In Arizona and throughout the country, people are gearing up for the 2019 holiday season. Perhaps, your plan of events will begin with a Thanksgiving celebration surrounded by family and friends. Then again, maybe you are opting for a quiet, simple holiday this year. Either way, if it is the first holiday season you and your children will share since you finalized your divorce, you might be a bit concerned about your co-parenting arrangement.
Many parents think they have developed a thorough post-divorce, co-parenting plan only to realize (often during a holiday season) they might have been a bit too vague. You might have thought that you and your ex get along well enough to wing it when it comes to special occasions and holidays. You might also wind up being one of many parents who encounter legal problems when winging it doesn’t work out as you’d hoped it would.
An ounce of prevention may be worth a pound of cure
You’ve likely heard this old cliché before. It might prove true when your goal is to enjoy a peaceful co-parenting relationship with your ex during the holidays. The more details you can work out ahead of time, the less likely you’ll be caught surprised or upset about an issue that arises regarding child custody or visitation during a holiday season.
Does getting divorced mean you have to lose all spontaneity when planning fun activities with your children? For instance, can you no longer decide on a whim to head out to a local farm to buy a Christmas tree without first checking if it is okay with your ex? The answer depends on whether there is an existing court order and what its terms happen to be. You might not want to interrupt your kids’ visit with their other parent to take them on a spontaneous outing.
Agree to work together as a team
You might want to alternate holidays. You share Christmas with the kids one year, then they go to your ex’s house the next year. If you and your co-parent are on good terms, you might consider sharing a few holidays. This way, your children still get to experience special occasions with both parents under the same roof.
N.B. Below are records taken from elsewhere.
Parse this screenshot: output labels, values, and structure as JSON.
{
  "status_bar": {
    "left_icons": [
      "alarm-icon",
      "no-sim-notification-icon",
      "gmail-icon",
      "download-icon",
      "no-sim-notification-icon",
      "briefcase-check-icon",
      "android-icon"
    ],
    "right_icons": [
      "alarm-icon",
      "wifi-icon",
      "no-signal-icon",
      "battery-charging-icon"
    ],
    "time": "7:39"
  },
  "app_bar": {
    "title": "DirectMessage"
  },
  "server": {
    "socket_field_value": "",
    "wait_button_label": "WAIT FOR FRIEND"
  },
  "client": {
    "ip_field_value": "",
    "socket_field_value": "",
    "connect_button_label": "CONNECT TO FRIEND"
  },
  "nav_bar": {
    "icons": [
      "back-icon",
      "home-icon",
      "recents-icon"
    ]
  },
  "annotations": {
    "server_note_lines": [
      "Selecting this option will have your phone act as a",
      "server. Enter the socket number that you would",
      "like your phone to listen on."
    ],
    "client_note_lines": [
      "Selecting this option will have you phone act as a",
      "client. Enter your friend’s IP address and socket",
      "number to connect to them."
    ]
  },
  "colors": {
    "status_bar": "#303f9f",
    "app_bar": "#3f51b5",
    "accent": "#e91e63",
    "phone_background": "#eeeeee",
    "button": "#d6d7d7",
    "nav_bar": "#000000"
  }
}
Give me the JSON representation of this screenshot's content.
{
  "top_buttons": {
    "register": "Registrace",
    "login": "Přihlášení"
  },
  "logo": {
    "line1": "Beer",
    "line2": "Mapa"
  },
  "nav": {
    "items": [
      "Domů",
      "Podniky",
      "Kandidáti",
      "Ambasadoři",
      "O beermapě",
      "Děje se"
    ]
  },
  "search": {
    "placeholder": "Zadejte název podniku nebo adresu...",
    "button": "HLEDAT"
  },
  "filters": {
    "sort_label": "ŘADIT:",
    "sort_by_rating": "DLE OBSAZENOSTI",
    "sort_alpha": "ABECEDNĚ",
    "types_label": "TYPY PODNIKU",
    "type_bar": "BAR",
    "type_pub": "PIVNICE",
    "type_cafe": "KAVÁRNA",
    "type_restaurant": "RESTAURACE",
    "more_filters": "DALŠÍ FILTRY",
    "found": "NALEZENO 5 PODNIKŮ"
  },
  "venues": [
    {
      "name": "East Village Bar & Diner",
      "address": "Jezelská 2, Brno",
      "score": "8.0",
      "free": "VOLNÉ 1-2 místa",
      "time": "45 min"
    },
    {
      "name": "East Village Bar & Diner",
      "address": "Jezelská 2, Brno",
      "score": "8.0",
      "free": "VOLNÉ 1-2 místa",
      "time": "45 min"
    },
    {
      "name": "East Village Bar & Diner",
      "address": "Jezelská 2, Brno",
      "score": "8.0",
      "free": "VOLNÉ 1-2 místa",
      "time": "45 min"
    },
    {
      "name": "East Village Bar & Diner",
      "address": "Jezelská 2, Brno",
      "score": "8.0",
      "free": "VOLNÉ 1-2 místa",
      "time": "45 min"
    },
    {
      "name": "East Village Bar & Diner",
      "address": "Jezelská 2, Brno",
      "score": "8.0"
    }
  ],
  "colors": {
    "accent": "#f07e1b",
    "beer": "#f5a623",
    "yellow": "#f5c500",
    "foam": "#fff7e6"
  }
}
The good news is that there are no state laws or regulations that prohibit you and your ex from working out an agreement that fits your goals and needs and also keeps your children’s best interests in mind. You can incorporate a customized holiday schedule into your co-parenting agreement.
If a problem arises
Holidays can be stressful, even when there are no extenuating circumstances to add fuel to the fire. Divorce doesn’t necessarily have to ruin your holidays, but it will likely have a significant impact on you and your kids. If a problem arises, such as if your ex disregards the terms of your court order or tries to keep you from seeing your children on a special occasion, you’ll want to know where to seek support to help resolve the issue.
Most Arizona parents stay closely connected to experienced family law attorneys so that they don’t have to go it alone in court when something happens that prompts a need for litigation.